This live album is culled from evergreens from the American Songbook spanning the decades. It supports Jonathan Karrant’s status as his career keeps moving in the right direction. LIVE is easy listening in the best sense. Karrant blends sophisticated and imaginative updates of familiar pop standards (George Michael’s “Kissing a Fool”) and jazz-fueled rarities (the Dianne Reeves/Terreon Gully/Poeter Martin “Cold”) in this live recording of his show at The Smith Center in Las Vegas. As a regular in west coast clubs, his good looks are sharp enough for a boy band, but his musical barometer is in the vein of crooners from another era. He sings in the orbits of a bluesy Darin and early Sinatra on moody songs and period gems like “Love for Sale” (Cole Porter) and “As Long As I Live” (Harold Arlen/Ted Koehler). He brings a natural and refreshing spin to his versatile baritone that digs deep without being melodramatic or self-indulgent.

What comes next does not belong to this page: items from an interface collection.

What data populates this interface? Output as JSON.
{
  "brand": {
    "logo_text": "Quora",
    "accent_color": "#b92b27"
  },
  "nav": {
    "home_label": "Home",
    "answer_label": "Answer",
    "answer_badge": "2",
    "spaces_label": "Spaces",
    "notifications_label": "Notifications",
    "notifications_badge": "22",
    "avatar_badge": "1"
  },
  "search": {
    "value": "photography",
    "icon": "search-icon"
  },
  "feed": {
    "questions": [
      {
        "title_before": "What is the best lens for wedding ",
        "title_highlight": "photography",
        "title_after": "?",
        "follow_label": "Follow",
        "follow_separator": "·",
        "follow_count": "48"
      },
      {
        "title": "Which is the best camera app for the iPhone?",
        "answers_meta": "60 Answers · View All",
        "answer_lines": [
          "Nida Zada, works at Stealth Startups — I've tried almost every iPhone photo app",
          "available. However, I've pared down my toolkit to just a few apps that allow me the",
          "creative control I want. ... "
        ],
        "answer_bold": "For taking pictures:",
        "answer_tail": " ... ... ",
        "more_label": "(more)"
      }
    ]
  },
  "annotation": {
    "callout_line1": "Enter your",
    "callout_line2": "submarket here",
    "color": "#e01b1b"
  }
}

A Las Vegas regular who has mastered several jazz genres, including blues and swing, Karrant re-imagines Willie Nelson’s “Night Life” turning it into a driving torch song that smolders. With the help of talented guest singer Chadwick Johnson (another Vegas fixture), the song becomes gritty and polarizing in its structure thanks to Jason Corpuz’s brilliant arrangement. Karrant has the chops for such material with just enough heart-rendering drama to make it soulful. Such is the mark of great jazz singing. It’s also a reason for him to get more attention. This cut is only one highlight on an album filled with mellow gems.
The set opener, a bouncy “Almost Like Being in Love” (Lerner and Loewe), segues into a warm reading of the Henry Mancini/Johnny Mercer beauty “Charade,” shich marks another highlight. “Feelin’ Good” (Anthony Newley/Leslie Bricusse) has been a hit for some great artists over the decades, including Sammy Davis, Jr., Nina Simone, and Newley himself. It’s mostly overlooked by singers today, but it would be hard to find a more penetrating update of this great song. A delicate start to “Nature Boy” (Eden Ahbez) picks up languidly with a jazz-driven beat that builds in intensity and atmosphere, showing a more introspective side that sets it apart from previous narratives. Other highlights include the demanding and quirky “Twisted” by Wardell Gray and Annie Ross, which almost recalls Mel Tormé in its stylistic scat jaunts and playful scale-jumping in tandem with the band’s outstanding and sizzling support. It all makes for one hot show blissfully saved on a superior disc that should be flying off the shelves for anyone who appreciates great musicianship… and class. This cut alone validates the talent of this young man who faces quite a future.
Overall, Jonathan Karrant commands a stage with confidence and commitment and it’s all captured on this live recording, where he is backed by his exceptional band led by Corpuz. Too be sure, Karrant has grown into a unique, contemporary pop-jazz artist who sets his own musical standards of technical finesse that, at times, encompasses a crooning and up-tempo scat improvisation that adds just the right amount of bite to what he delivers. And, what he delivers is ripe for stardom. This is a CD worthy of any purist’s collection.
The eclectic show captured here is given a tenderness and highly skilled rhythmic backbone by the fine quartet which includes David Ostrem on bass, Paul Ringenbach on drums, and Charles McNeal on saxophone, all led by Corpuz.